* What you need to do: All entries below need to be written out exactly, but without their pictures.

* Records for the exercise:
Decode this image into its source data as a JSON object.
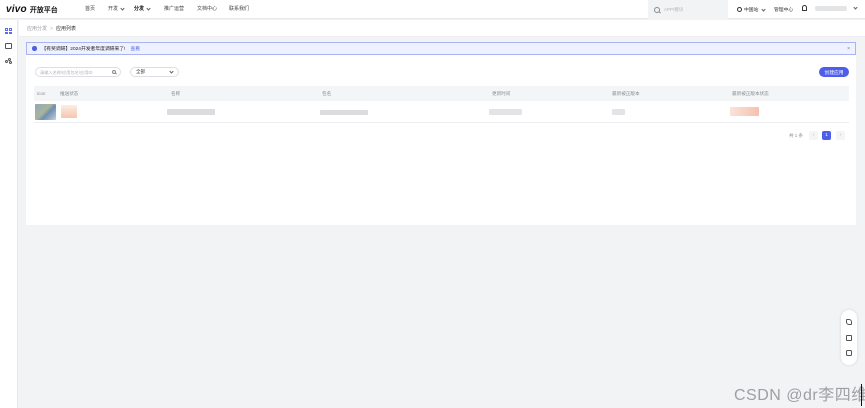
{
  "header": {
    "logo_text": "vivo",
    "brand_text": "开放平台",
    "nav": [
      {
        "label": "首页"
      },
      {
        "label": "开发"
      },
      {
        "label": "分发"
      },
      {
        "label": "推广运营"
      },
      {
        "label": "文档中心"
      },
      {
        "label": "联系我们"
      }
    ],
    "search_placeholder": "APP/模块",
    "region": "中国站",
    "manage": "管理中心"
  },
  "breadcrumb": {
    "parent": "应用分发",
    "separator": ">",
    "current": "应用列表"
  },
  "notice": {
    "text": "【有奖调研】2024开发者年度调研来了!",
    "link": "查看",
    "close": "×"
  },
  "filters": {
    "search_placeholder": "请输入名称/应用包名/应用ID",
    "select_value": "全部",
    "create_button": "创建应用"
  },
  "table": {
    "headers": [
      "icon",
      "推送状态",
      "名称",
      "包名",
      "更新时间",
      "最新被正版本",
      "最新被正版本状态"
    ]
  },
  "pagination": {
    "total_text": "共 1 条",
    "prev": "‹",
    "current_page": "1",
    "next": "›"
  },
  "watermark": "CSDN @dr李四维",
  "colors": {
    "accent": "#4d5ee8",
    "notice_bg": "#eef1ff",
    "page_bg": "#f2f3f5"
  }
}
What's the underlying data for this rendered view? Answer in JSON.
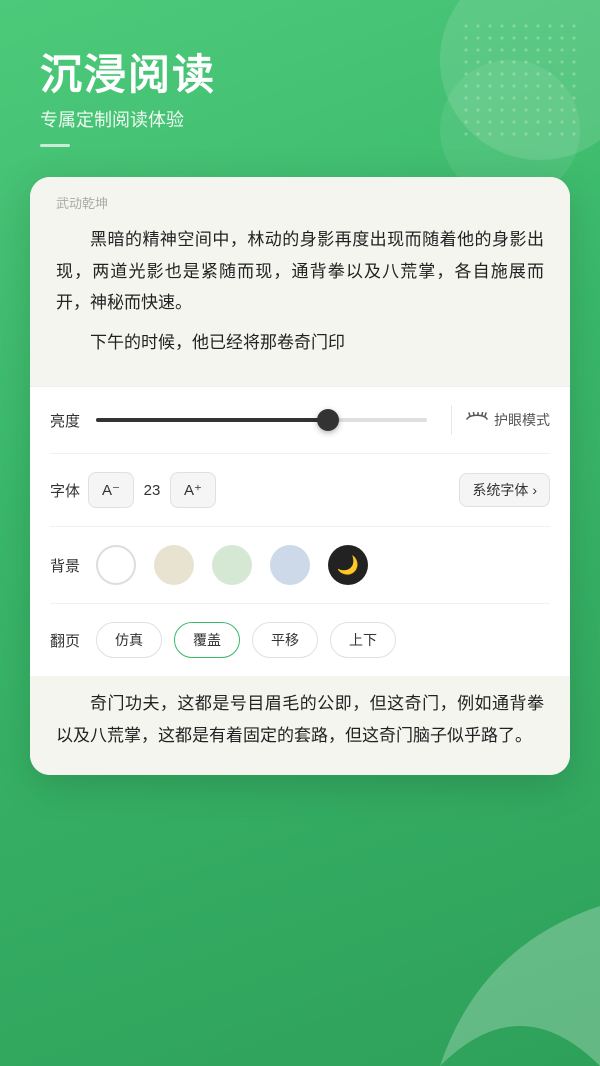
{
  "header": {
    "title": "沉浸阅读",
    "subtitle": "专属定制阅读体验"
  },
  "book": {
    "title": "武动乾坤",
    "content_para1": "黑暗的精神空间中，林动的身影再度出现而随着他的身影出现，两道光影也是紧随而现，通背拳以及八荒掌，各自施展而开，神秘而快速。",
    "content_para2": "下午的时候，他已经将那卷奇门印",
    "bottom_para": "奇门功夫，这都是号目眉毛的公即，但这奇门，例如通背拳以及八荒掌，这都是有着固定的套路，但这奇门脑子似乎路了。"
  },
  "settings": {
    "brightness_label": "亮度",
    "brightness_value": 70,
    "eye_mode_label": "护眼模式",
    "font_label": "字体",
    "font_decrease": "A⁻",
    "font_size": "23",
    "font_increase": "A⁺",
    "font_family": "系统字体",
    "font_family_arrow": "›",
    "bg_label": "背景",
    "flip_label": "翻页",
    "flip_options": [
      "仿真",
      "覆盖",
      "平移",
      "上下"
    ],
    "flip_active": "覆盖"
  }
}
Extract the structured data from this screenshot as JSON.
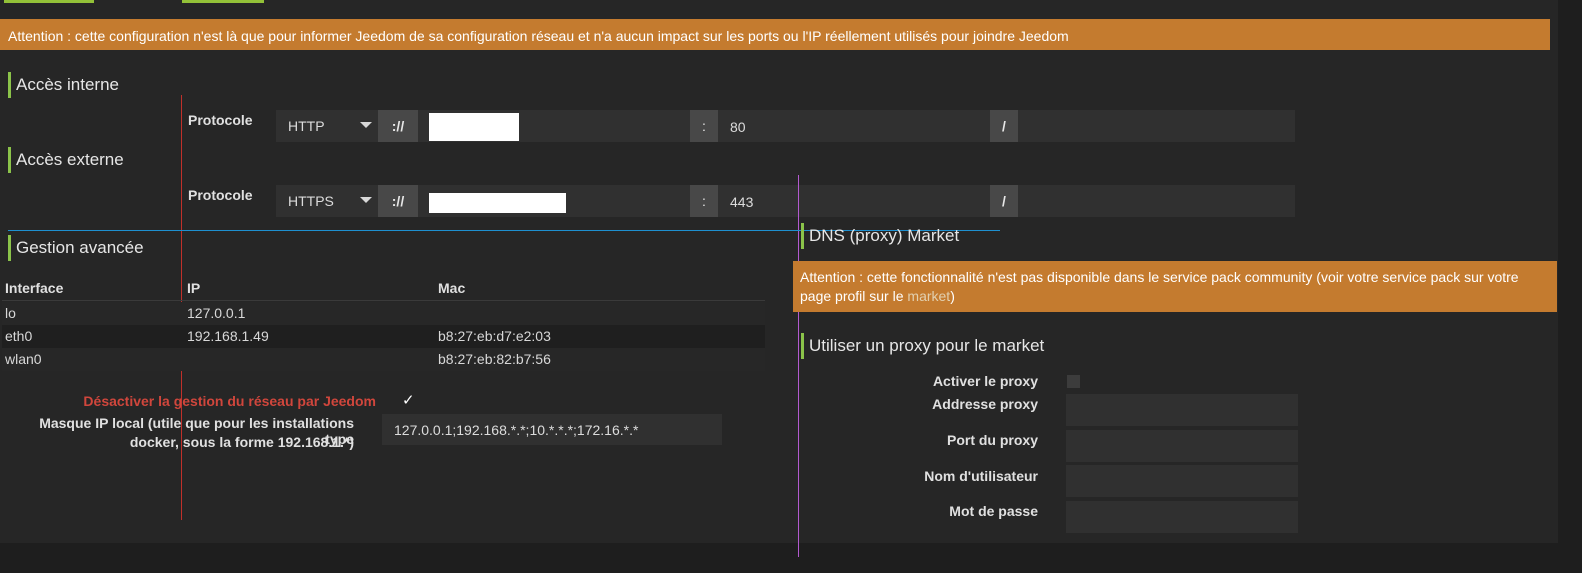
{
  "alert_network": "Attention : cette configuration n'est là que pour informer Jeedom de sa configuration réseau et n'a aucun impact sur les ports ou l'IP réellement utilisés pour joindre Jeedom",
  "internal": {
    "title": "Accès interne",
    "protocol_label": "Protocole",
    "protocol_value": "HTTP",
    "sep_scheme": "://",
    "sep_port": ":",
    "port": "80",
    "sep_path": "/"
  },
  "external": {
    "title": "Accès externe",
    "protocol_label": "Protocole",
    "protocol_value": "HTTPS",
    "sep_scheme": "://",
    "sep_port": ":",
    "port": "443",
    "sep_path": "/"
  },
  "advanced": {
    "title": "Gestion avancée",
    "headers": [
      "Interface",
      "IP",
      "Mac"
    ],
    "rows": [
      {
        "interface": "lo",
        "ip": "127.0.0.1",
        "mac": ""
      },
      {
        "interface": "eth0",
        "ip": "192.168.1.49",
        "mac": "b8:27:eb:d7:e2:03"
      },
      {
        "interface": "wlan0",
        "ip": "",
        "mac": "b8:27:eb:82:b7:56"
      }
    ],
    "disable_label": "Désactiver la gestion du réseau par Jeedom",
    "disable_checked": "✓",
    "mask_label_1": "Masque IP local (utile que pour les installations type",
    "mask_label_2": "docker, sous la forme 192.168.1.*)",
    "mask_value": "127.0.0.1;192.168.*.*;10.*.*.*;172.16.*.*"
  },
  "market": {
    "title": "DNS (proxy) Market",
    "alert_text": "Attention : cette fonctionnalité n'est pas disponible dans le service pack community (voir votre service pack sur votre page profil sur le ",
    "alert_link": "market",
    "alert_end": ")",
    "proxy_title": "Utiliser un proxy pour le market",
    "activate_label": "Activer le proxy",
    "address_label": "Addresse proxy",
    "port_label": "Port du proxy",
    "user_label": "Nom d'utilisateur",
    "password_label": "Mot de passe"
  },
  "colors": {
    "accent": "#8bc34a",
    "alert": "#c47b2f",
    "disable_label": "#d0463c"
  }
}
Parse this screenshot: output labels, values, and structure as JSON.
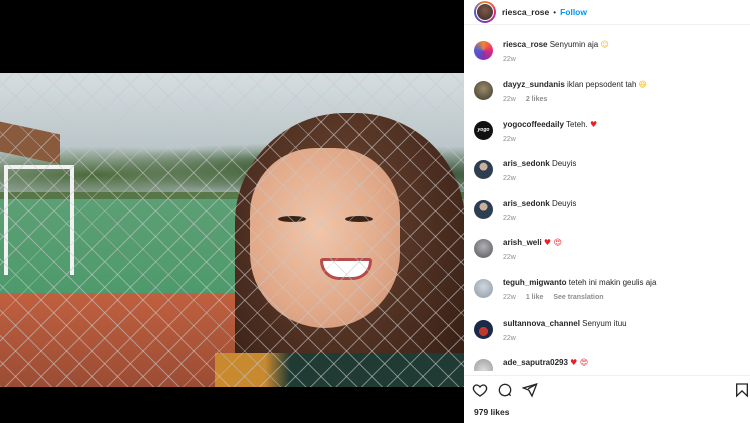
{
  "post": {
    "author": "riesca_rose",
    "follow_label": "Follow",
    "separator": "•",
    "caption": {
      "user": "riesca_rose",
      "text": "Senyumin aja",
      "emoji": "☺",
      "time": "22w"
    },
    "likes_label": "979 likes"
  },
  "comments": [
    {
      "user": "dayyz_sundanis",
      "text": "iklan pepsodent tah",
      "emoji": "😆",
      "time": "22w",
      "likes": "2 likes",
      "extra": ""
    },
    {
      "user": "yogocoffeedaily",
      "text": "Teteh.",
      "emoji": "♥",
      "time": "22w",
      "likes": "",
      "extra": ""
    },
    {
      "user": "aris_sedonk",
      "text": "Deuyis",
      "emoji": "",
      "time": "22w",
      "likes": "",
      "extra": ""
    },
    {
      "user": "aris_sedonk",
      "text": "Deuyis",
      "emoji": "",
      "time": "22w",
      "likes": "",
      "extra": ""
    },
    {
      "user": "arish_weli",
      "text": "",
      "emoji": "♥ 😍",
      "time": "22w",
      "likes": "",
      "extra": ""
    },
    {
      "user": "teguh_migwanto",
      "text": "teteh ini makin geulis aja",
      "emoji": "",
      "time": "22w",
      "likes": "1 like",
      "extra": "See translation"
    },
    {
      "user": "sultannova_channel",
      "text": "Senyum ituu",
      "emoji": "",
      "time": "22w",
      "likes": "",
      "extra": ""
    },
    {
      "user": "ade_saputra0293",
      "text": "",
      "emoji": "♥ 😍",
      "time": "",
      "likes": "",
      "extra": ""
    }
  ],
  "avatar_labels": {
    "yogo": "yogo"
  },
  "icons": [
    "heart-icon",
    "comment-icon",
    "share-icon",
    "bookmark-icon"
  ],
  "colors": {
    "follow": "#0095f6",
    "heart": "#ed1c24",
    "meta": "#8e8e8e"
  }
}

* Response below:
Decode this image into its source data as a JSON object.
{
  "header": {
    "logo_text": "vivo",
    "brand_text": "开放平台",
    "nav": [
      {
        "label": "首页"
      },
      {
        "label": "开发"
      },
      {
        "label": "分发"
      },
      {
        "label": "推广运营"
      },
      {
        "label": "文档中心"
      },
      {
        "label": "联系我们"
      }
    ],
    "search_placeholder": "APP/模块",
    "region": "中国站",
    "manage": "管理中心"
  },
  "breadcrumb": {
    "parent": "应用分发",
    "separator": ">",
    "current": "应用列表"
  },
  "notice": {
    "text": "【有奖调研】2024开发者年度调研来了!",
    "link": "查看",
    "close": "×"
  },
  "filters": {
    "search_placeholder": "请输入名称/应用包名/应用ID",
    "select_value": "全部",
    "create_button": "创建应用"
  },
  "table": {
    "headers": [
      "icon",
      "推送状态",
      "名称",
      "包名",
      "更新时间",
      "最新被正版本",
      "最新被正版本状态"
    ]
  },
  "pagination": {
    "total_text": "共 1 条",
    "prev": "‹",
    "current_page": "1",
    "next": "›"
  },
  "watermark": "CSDN @dr李四维",
  "colors": {
    "accent": "#4d5ee8",
    "notice_bg": "#eef1ff",
    "page_bg": "#f2f3f5"
  }
}
What's the underlying data for this rendered view? Answer in JSON.
{
  "header": {
    "title": "沉浸阅读",
    "subtitle": "专属定制阅读体验"
  },
  "book": {
    "title": "武动乾坤",
    "content_para1": "黑暗的精神空间中，林动的身影再度出现而随着他的身影出现，两道光影也是紧随而现，通背拳以及八荒掌，各自施展而开，神秘而快速。",
    "content_para2": "下午的时候，他已经将那卷奇门印",
    "bottom_para": "奇门功夫，这都是号目眉毛的公即，但这奇门，例如通背拳以及八荒掌，这都是有着固定的套路，但这奇门脑子似乎路了。"
  },
  "settings": {
    "brightness_label": "亮度",
    "brightness_value": 70,
    "eye_mode_label": "护眼模式",
    "font_label": "字体",
    "font_decrease": "A⁻",
    "font_size": "23",
    "font_increase": "A⁺",
    "font_family": "系统字体",
    "font_family_arrow": "›",
    "bg_label": "背景",
    "flip_label": "翻页",
    "flip_options": [
      "仿真",
      "覆盖",
      "平移",
      "上下"
    ],
    "flip_active": "覆盖"
  }
}
Extract the structured data from this screenshot as JSON.
{
  "alert_network": "Attention : cette configuration n'est là que pour informer Jeedom de sa configuration réseau et n'a aucun impact sur les ports ou l'IP réellement utilisés pour joindre Jeedom",
  "internal": {
    "title": "Accès interne",
    "protocol_label": "Protocole",
    "protocol_value": "HTTP",
    "sep_scheme": "://",
    "sep_port": ":",
    "port": "80",
    "sep_path": "/"
  },
  "external": {
    "title": "Accès externe",
    "protocol_label": "Protocole",
    "protocol_value": "HTTPS",
    "sep_scheme": "://",
    "sep_port": ":",
    "port": "443",
    "sep_path": "/"
  },
  "advanced": {
    "title": "Gestion avancée",
    "headers": [
      "Interface",
      "IP",
      "Mac"
    ],
    "rows": [
      {
        "interface": "lo",
        "ip": "127.0.0.1",
        "mac": ""
      },
      {
        "interface": "eth0",
        "ip": "192.168.1.49",
        "mac": "b8:27:eb:d7:e2:03"
      },
      {
        "interface": "wlan0",
        "ip": "",
        "mac": "b8:27:eb:82:b7:56"
      }
    ],
    "disable_label": "Désactiver la gestion du réseau par Jeedom",
    "disable_checked": "✓",
    "mask_label_1": "Masque IP local (utile que pour les installations type",
    "mask_label_2": "docker, sous la forme 192.168.1.*)",
    "mask_value": "127.0.0.1;192.168.*.*;10.*.*.*;172.16.*.*"
  },
  "market": {
    "title": "DNS (proxy) Market",
    "alert_text": "Attention : cette fonctionnalité n'est pas disponible dans le service pack community (voir votre service pack sur votre page profil sur le ",
    "alert_link": "market",
    "alert_end": ")",
    "proxy_title": "Utiliser un proxy pour le market",
    "activate_label": "Activer le proxy",
    "address_label": "Addresse proxy",
    "port_label": "Port du proxy",
    "user_label": "Nom d'utilisateur",
    "password_label": "Mot de passe"
  },
  "colors": {
    "accent": "#8bc34a",
    "alert": "#c47b2f",
    "disable_label": "#d0463c"
  }
}
Parse this screenshot: output labels, values, and structure as JSON.
{
  "post": {
    "author": "riesca_rose",
    "follow_label": "Follow",
    "separator": "•",
    "caption": {
      "user": "riesca_rose",
      "text": "Senyumin aja",
      "emoji": "☺",
      "time": "22w"
    },
    "likes_label": "979 likes"
  },
  "comments": [
    {
      "user": "dayyz_sundanis",
      "text": "iklan pepsodent tah",
      "emoji": "😆",
      "time": "22w",
      "likes": "2 likes",
      "extra": ""
    },
    {
      "user": "yogocoffeedaily",
      "text": "Teteh.",
      "emoji": "♥",
      "time": "22w",
      "likes": "",
      "extra": ""
    },
    {
      "user": "aris_sedonk",
      "text": "Deuyis",
      "emoji": "",
      "time": "22w",
      "likes": "",
      "extra": ""
    },
    {
      "user": "aris_sedonk",
      "text": "Deuyis",
      "emoji": "",
      "time": "22w",
      "likes": "",
      "extra": ""
    },
    {
      "user": "arish_weli",
      "text": "",
      "emoji": "♥ 😍",
      "time": "22w",
      "likes": "",
      "extra": ""
    },
    {
      "user": "teguh_migwanto",
      "text": "teteh ini makin geulis aja",
      "emoji": "",
      "time": "22w",
      "likes": "1 like",
      "extra": "See translation"
    },
    {
      "user": "sultannova_channel",
      "text": "Senyum ituu",
      "emoji": "",
      "time": "22w",
      "likes": "",
      "extra": ""
    },
    {
      "user": "ade_saputra0293",
      "text": "",
      "emoji": "♥ 😍",
      "time": "",
      "likes": "",
      "extra": ""
    }
  ],
  "avatar_labels": {
    "yogo": "yogo"
  },
  "icons": [
    "heart-icon",
    "comment-icon",
    "share-icon",
    "bookmark-icon"
  ],
  "colors": {
    "follow": "#0095f6",
    "heart": "#ed1c24",
    "meta": "#8e8e8e"
  }
}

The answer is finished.